When Adam Mullen arrived as CBRE Philadelphia’s Market Leader in January 2019, he was immediately supportive of Reyes’ diversity efforts and his career ambitions. Mullen brought him to conferences and introduced him to executives at other CBRE divisions and even other companies, but most of the time, the communication would peter out before Reyes had the chance to formally interview.

Philadelphia senior living facility The Watermark at Franklin Square

“Whenever a person of color has a fault in the hiring process, boom, it’s a reason for you to be done,” Reyes said. “[With] a White male, they always find a reason to push you over that issue.”

Eventually, Reyes interviewed at Northwestern Mutual, where he saw greater diversity throughout the company’s ranks and a “Midwestern niceness” that he found especially welcoming.

“Northwestern got diversity recruitment right,” Reyes said. “There are people of color at executive levels, in offices around the country, and in positions I wanted to be in. I didn’t tell them anything I went through, and they hired me anyway.

“They said, ‘You come here, you perform, the sky’s the limit.’ And I saw that throughout the company.”

Reyes joined Northwestern over the summer, but he still participates in meetings of the CBRE diversity task force he founded in Philadelphia and helps put on events like job fairs for students at local colleges, including the region’s historically Black institutions Cheyney, Lincoln and Delaware State universities. It was at one of those events that Reyes found the next challenge he wanted to attack.

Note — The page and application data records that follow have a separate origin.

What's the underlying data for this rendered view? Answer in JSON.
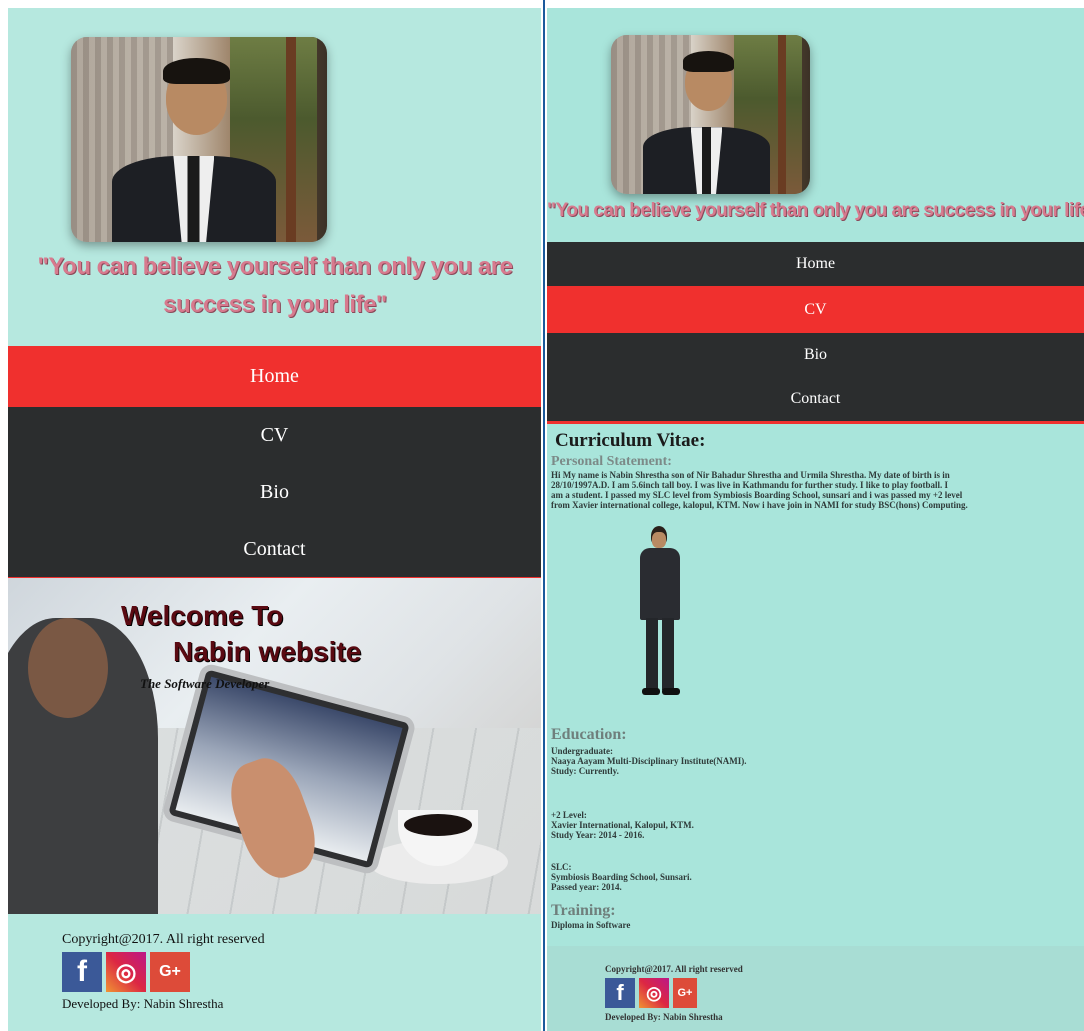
{
  "left": {
    "quote": "\"You can believe yourself than only you are success in your life\"",
    "nav": [
      {
        "label": "Home",
        "active": true
      },
      {
        "label": "CV",
        "active": false
      },
      {
        "label": "Bio",
        "active": false
      },
      {
        "label": "Contact",
        "active": false
      }
    ],
    "hero": {
      "line1": "Welcome To",
      "line2": "Nabin website",
      "tagline": "The Software Developer"
    },
    "footer": {
      "copyright": "Copyright@2017. All right reserved",
      "developed": "Developed By: Nabin Shrestha",
      "social": [
        "f",
        "◎",
        "G+"
      ]
    }
  },
  "right": {
    "quote": "\"You can believe yourself than only you are success in your life\"",
    "nav": [
      {
        "label": "Home",
        "active": false
      },
      {
        "label": "CV",
        "active": true
      },
      {
        "label": "Bio",
        "active": false
      },
      {
        "label": "Contact",
        "active": false
      }
    ],
    "cv": {
      "title": "Curriculum Vitae:",
      "personal_heading": "Personal Statement:",
      "personal_lines": [
        "Hi My name is Nabin Shrestha son of Nir Bahadur Shrestha and Urmila Shrestha. My date of birth is in",
        "28/10/1997A.D. I am 5.6inch tall boy. I was live in Kathmandu for further study. I like to play football. I",
        "am a student. I passed my SLC level from Symbiosis Boarding School, sunsari and i was passed my +2 level",
        "from Xavier international college, kalopul, KTM. Now i have join in NAMI for study BSC(hons) Computing."
      ],
      "education_heading": "Education:",
      "education": [
        {
          "lines": [
            "Undergraduate:",
            "Naaya Aayam Multi-Disciplinary Institute(NAMI).",
            "Study: Currently."
          ]
        },
        {
          "lines": [
            "+2 Level:",
            "Xavier International, Kalopul, KTM.",
            "Study Year: 2014 - 2016."
          ]
        },
        {
          "lines": [
            "SLC:",
            "Symbiosis Boarding School, Sunsari.",
            "Passed year: 2014."
          ]
        }
      ],
      "training_heading": "Training:",
      "training_text": "Diploma in Software"
    },
    "footer": {
      "copyright": "Copyright@2017. All right reserved",
      "developed": "Developed By: Nabin Shrestha",
      "social": [
        "f",
        "◎",
        "G+"
      ]
    }
  },
  "colors": {
    "background": "#b6e8df",
    "nav_dark": "#2b2d2e",
    "nav_active": "#f0302e",
    "quote": "#d77a8e"
  }
}
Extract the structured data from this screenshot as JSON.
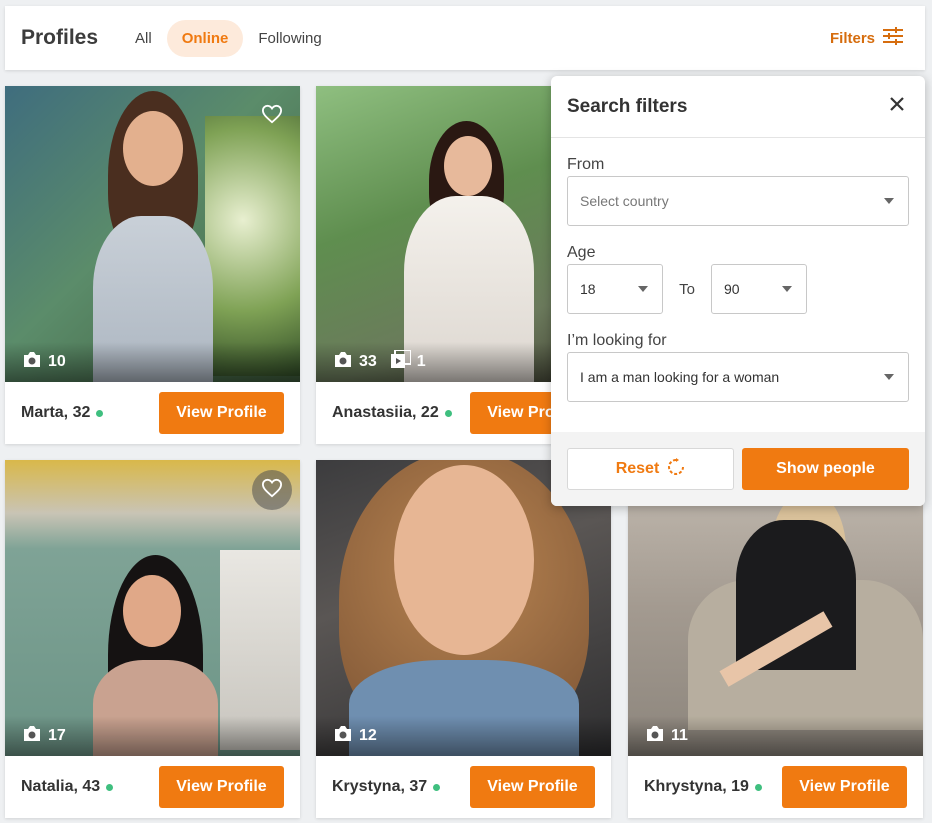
{
  "header": {
    "title": "Profiles",
    "tabs": [
      {
        "label": "All",
        "active": false
      },
      {
        "label": "Online",
        "active": true
      },
      {
        "label": "Following",
        "active": false
      }
    ],
    "filters_label": "Filters",
    "filters_icon": "sliders-icon"
  },
  "profiles": [
    {
      "name": "Marta, 32",
      "online": true,
      "photos": "10",
      "videos": "",
      "view_label": "View Profile",
      "favorite_icon": "heart-icon"
    },
    {
      "name": "Anastasiia, 22",
      "online": true,
      "photos": "33",
      "videos": "1",
      "view_label": "View Profile",
      "favorite_icon": ""
    },
    {
      "name": "Natalia, 43",
      "online": true,
      "photos": "17",
      "videos": "",
      "view_label": "View Profile",
      "favorite_icon": "heart-icon"
    },
    {
      "name": "Krystyna, 37",
      "online": true,
      "photos": "12",
      "videos": "",
      "view_label": "View Profile",
      "favorite_icon": ""
    },
    {
      "name": "Khrystyna, 19",
      "online": true,
      "photos": "11",
      "videos": "",
      "view_label": "View Profile",
      "favorite_icon": ""
    }
  ],
  "search_filters": {
    "title": "Search filters",
    "from_label": "From",
    "country_placeholder": "Select country",
    "age_label": "Age",
    "age_from": "18",
    "to_label": "To",
    "age_to": "90",
    "looking_for_label": "I’m looking for",
    "looking_for_value": "I am a man looking for a woman",
    "reset_label": "Reset",
    "show_label": "Show people"
  },
  "colors": {
    "accent": "#f07a11",
    "online": "#3fbf7f"
  }
}
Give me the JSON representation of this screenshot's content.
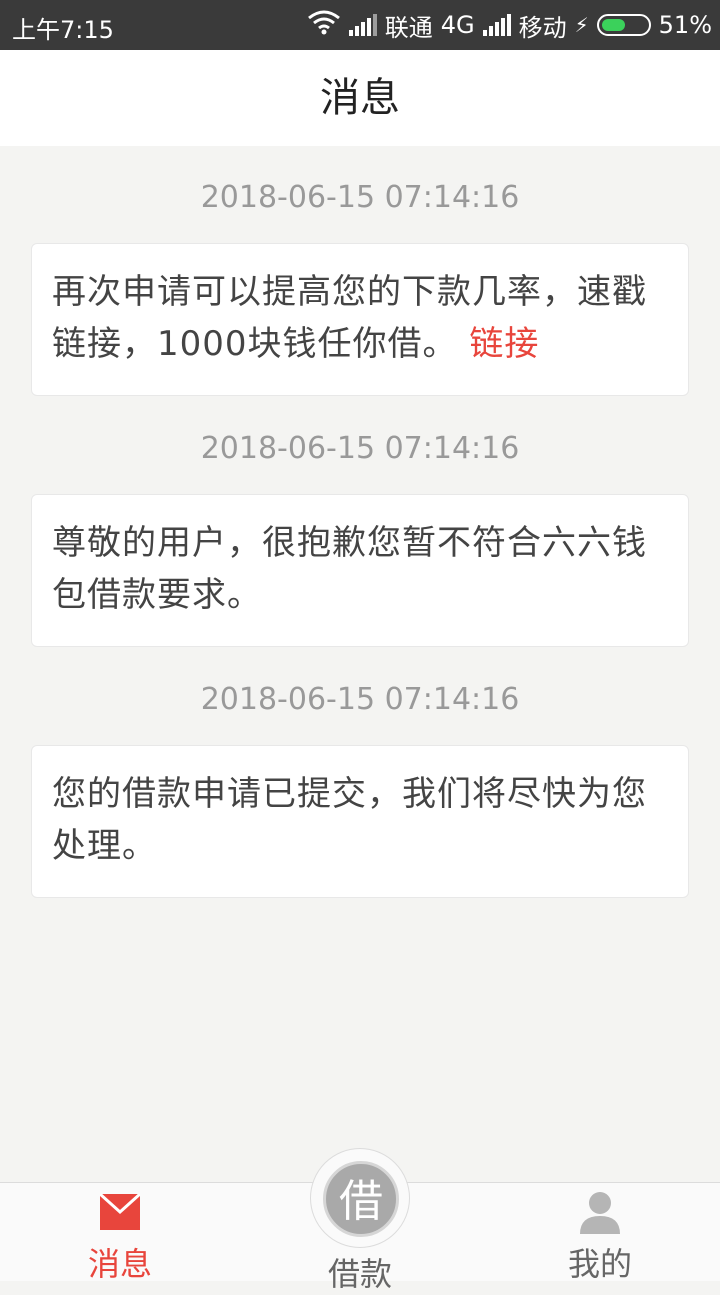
{
  "status_bar": {
    "time": "上午7:15",
    "carrier1": "联通",
    "network1": "4G",
    "carrier2": "移动",
    "battery": "51%",
    "battery_level": 0.51,
    "battery_color": "#3bd15b"
  },
  "header": {
    "title": "消息"
  },
  "messages": [
    {
      "time": "2018-06-15 07:14:16",
      "text": "再次申请可以提高您的下款几率，速戳 链接，1000块钱任你借。",
      "link": "链接"
    },
    {
      "time": "2018-06-15 07:14:16",
      "text": "尊敬的用户，很抱歉您暂不符合六六钱包借款要求。"
    },
    {
      "time": "2018-06-15 07:14:16",
      "text": "您的借款申请已提交，我们将尽快为您处理。"
    }
  ],
  "tabbar": {
    "messages_label": "消息",
    "borrow_label": "借款",
    "borrow_icon_char": "借",
    "mine_label": "我的",
    "active_color": "#e8453c"
  }
}
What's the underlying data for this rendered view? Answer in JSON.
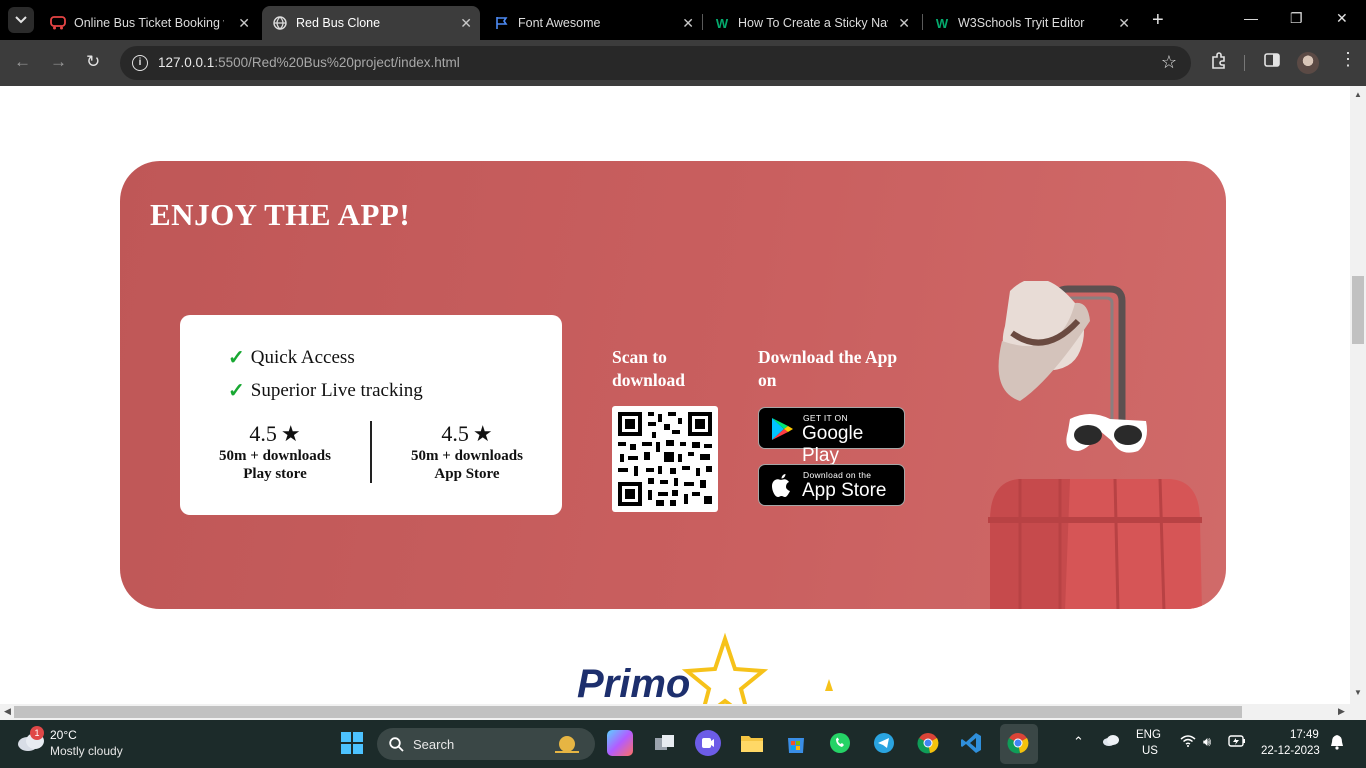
{
  "browser": {
    "tabs": [
      {
        "label": "Online Bus Ticket Booking w",
        "active": false
      },
      {
        "label": "Red Bus Clone",
        "active": true
      },
      {
        "label": "Font Awesome",
        "active": false
      },
      {
        "label": "How To Create a Sticky Navb",
        "active": false
      },
      {
        "label": "W3Schools Tryit Editor",
        "active": false
      }
    ],
    "url_host": "127.0.0.1",
    "url_path": ":5500/Red%20Bus%20project/index.html"
  },
  "page": {
    "banner": {
      "title": "ENJOY THE APP!",
      "features": [
        "Quick Access",
        "Superior Live tracking"
      ],
      "ratings": [
        {
          "score": "4.5",
          "line1": "50m + downloads",
          "line2": "Play store"
        },
        {
          "score": "4.5",
          "line1": "50m + downloads",
          "line2": "App Store"
        }
      ],
      "scan_label": "Scan to download",
      "download_label": "Download the App on",
      "google_play": {
        "small": "GET IT ON",
        "big": "Google Play"
      },
      "app_store": {
        "small": "Download on the",
        "big": "App Store"
      }
    },
    "partner_logo": "Primo"
  },
  "taskbar": {
    "weather_temp": "20°C",
    "weather_cond": "Mostly cloudy",
    "weather_badge": "1",
    "search_label": "Search",
    "lang_top": "ENG",
    "lang_bottom": "US",
    "time": "17:49",
    "date": "22-12-2023"
  },
  "colors": {
    "banner": "#c45a5a",
    "check": "#18a832",
    "taskbar": "#1c2b2a"
  }
}
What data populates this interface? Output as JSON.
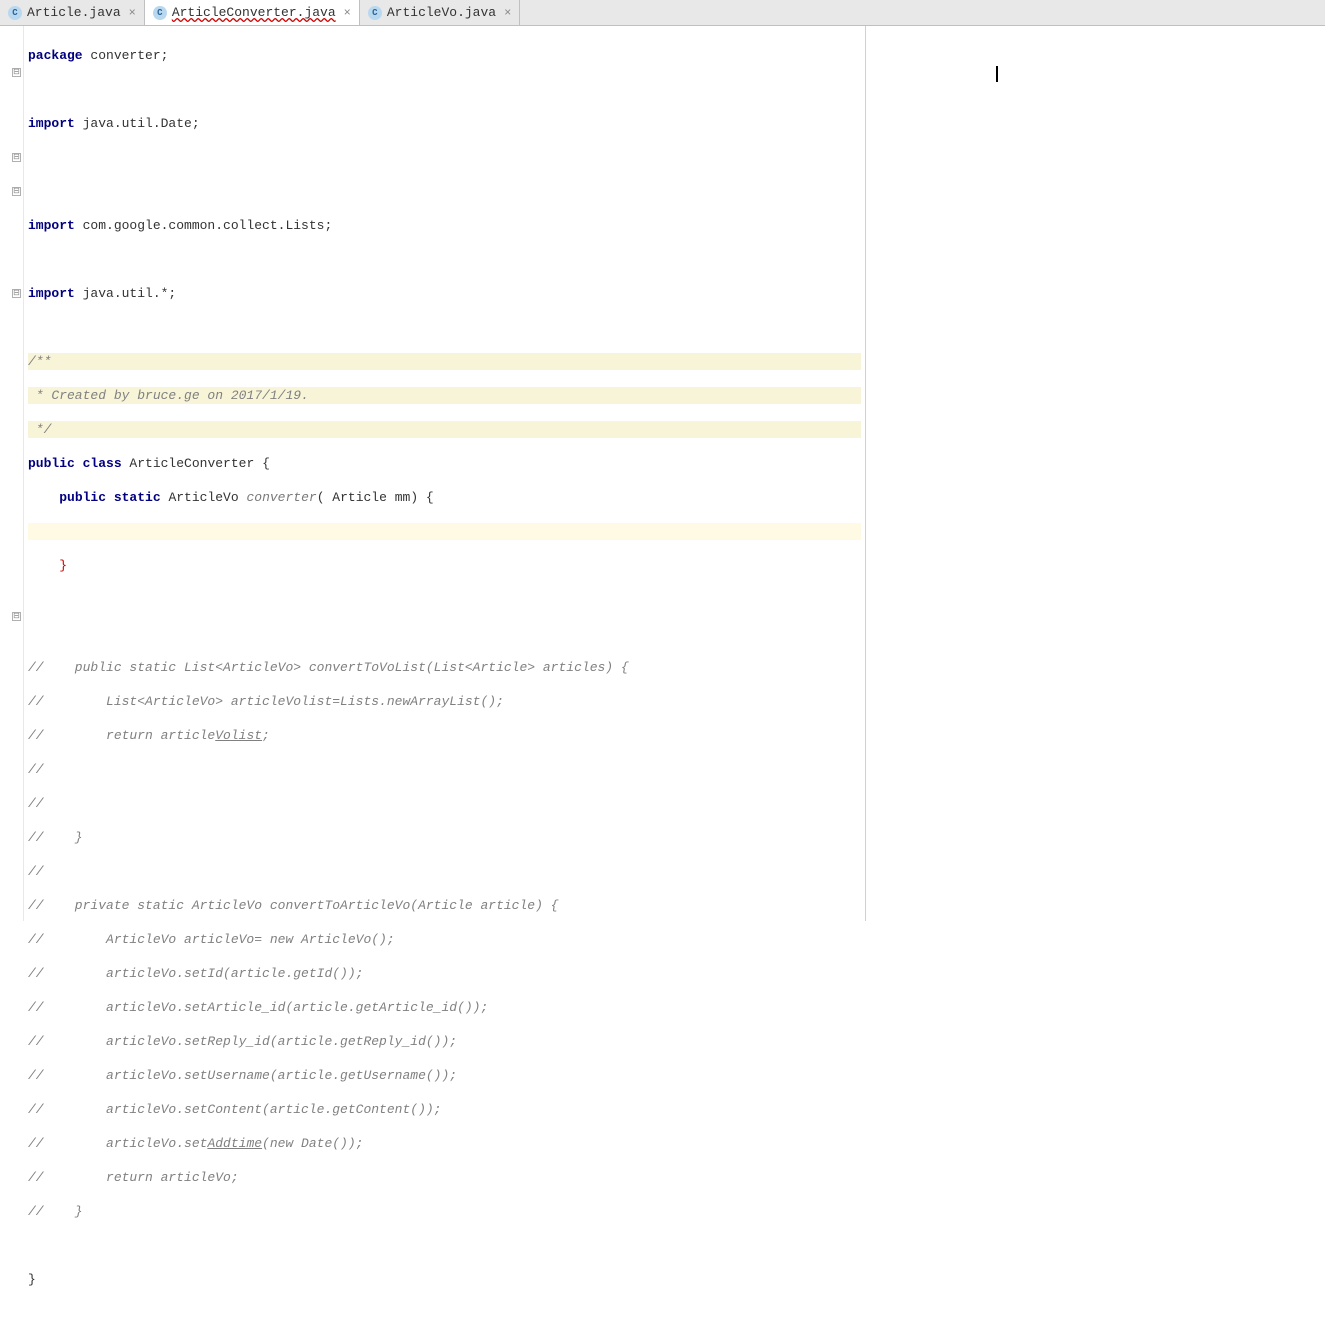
{
  "tabs": [
    {
      "label": "Article.java",
      "active": false
    },
    {
      "label": "ArticleConverter.java",
      "active": true
    },
    {
      "label": "ArticleVo.java",
      "active": false
    }
  ],
  "code": {
    "l1_kw": "package",
    "l1_rest": " converter;",
    "l3_kw": "import",
    "l3_rest": " java.util.Date;",
    "l6_kw": "import",
    "l6_rest": " com.google.common.collect.Lists;",
    "l8_kw": "import",
    "l8_rest": " java.util.*;",
    "l10": "/**",
    "l11": " * Created by bruce.ge on 2017/1/19.",
    "l12": " */",
    "l13_kw1": "public class",
    "l13_name": " ArticleConverter ",
    "l13_brace": "{",
    "l14_indent": "    ",
    "l14_kw": "public static",
    "l14_type": " ArticleVo ",
    "l14_method": "converter",
    "l14_paren": "( ",
    "l14_ptype": "Article ",
    "l14_pname": "mm",
    "l14_close": ") {",
    "l16_indent": "    ",
    "l16_brace": "}",
    "l19": "//    public static List<ArticleVo> convertToVoList(List<Article> articles) {",
    "l20": "//        List<ArticleVo> articleVolist=Lists.newArrayList();",
    "l21a": "//        return article",
    "l21b": "Volist",
    "l21c": ";",
    "l22": "//",
    "l23": "//",
    "l24": "//    }",
    "l25": "//",
    "l26": "//    private static ArticleVo convertToArticleVo(Article article) {",
    "l27": "//        ArticleVo articleVo= new ArticleVo();",
    "l28": "//        articleVo.setId(article.getId());",
    "l29": "//        articleVo.setArticle_id(article.getArticle_id());",
    "l30": "//        articleVo.setReply_id(article.getReply_id());",
    "l31": "//        articleVo.setUsername(article.getUsername());",
    "l32": "//        articleVo.setContent(article.getContent());",
    "l33a": "//        articleVo.set",
    "l33b": "Addtime",
    "l33c": "(new Date());",
    "l34": "//        return articleVo;",
    "l35": "//    }",
    "l37": "}"
  },
  "icons": {
    "class_letter": "C",
    "close": "×",
    "fold": "⊟"
  }
}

“One of my pet peeves is that minorities in the industry don’t reach back out enough,” Reyes said. “I don’t think all the blame should go on White people. I wasn’t looking for Adam Mullen to recruit and retain people, to budget for it. I took ownership of my community, gathered individuals like me and gave them the pitch on commercial real estate, which they had no exposure to. 

“All the White brokers who went to Wharton, to Villanova, they go to the career events,” he said. “So if you’re Black and went to Temple, you need to go to these job events and be leading the charge. And that’s why I got the results.”

Now, Reyes is confident that Northwestern gives him the opportunity to advance and fully expects to take advantage and rise as high as he can. But to truly take not just his own fate, but the fate of those who share in his struggle, in his hands, he believes he will have to start his own company one day.

“Coming from the ZIP code where I grew up to where I am now, why stop here? I’m going for gold.”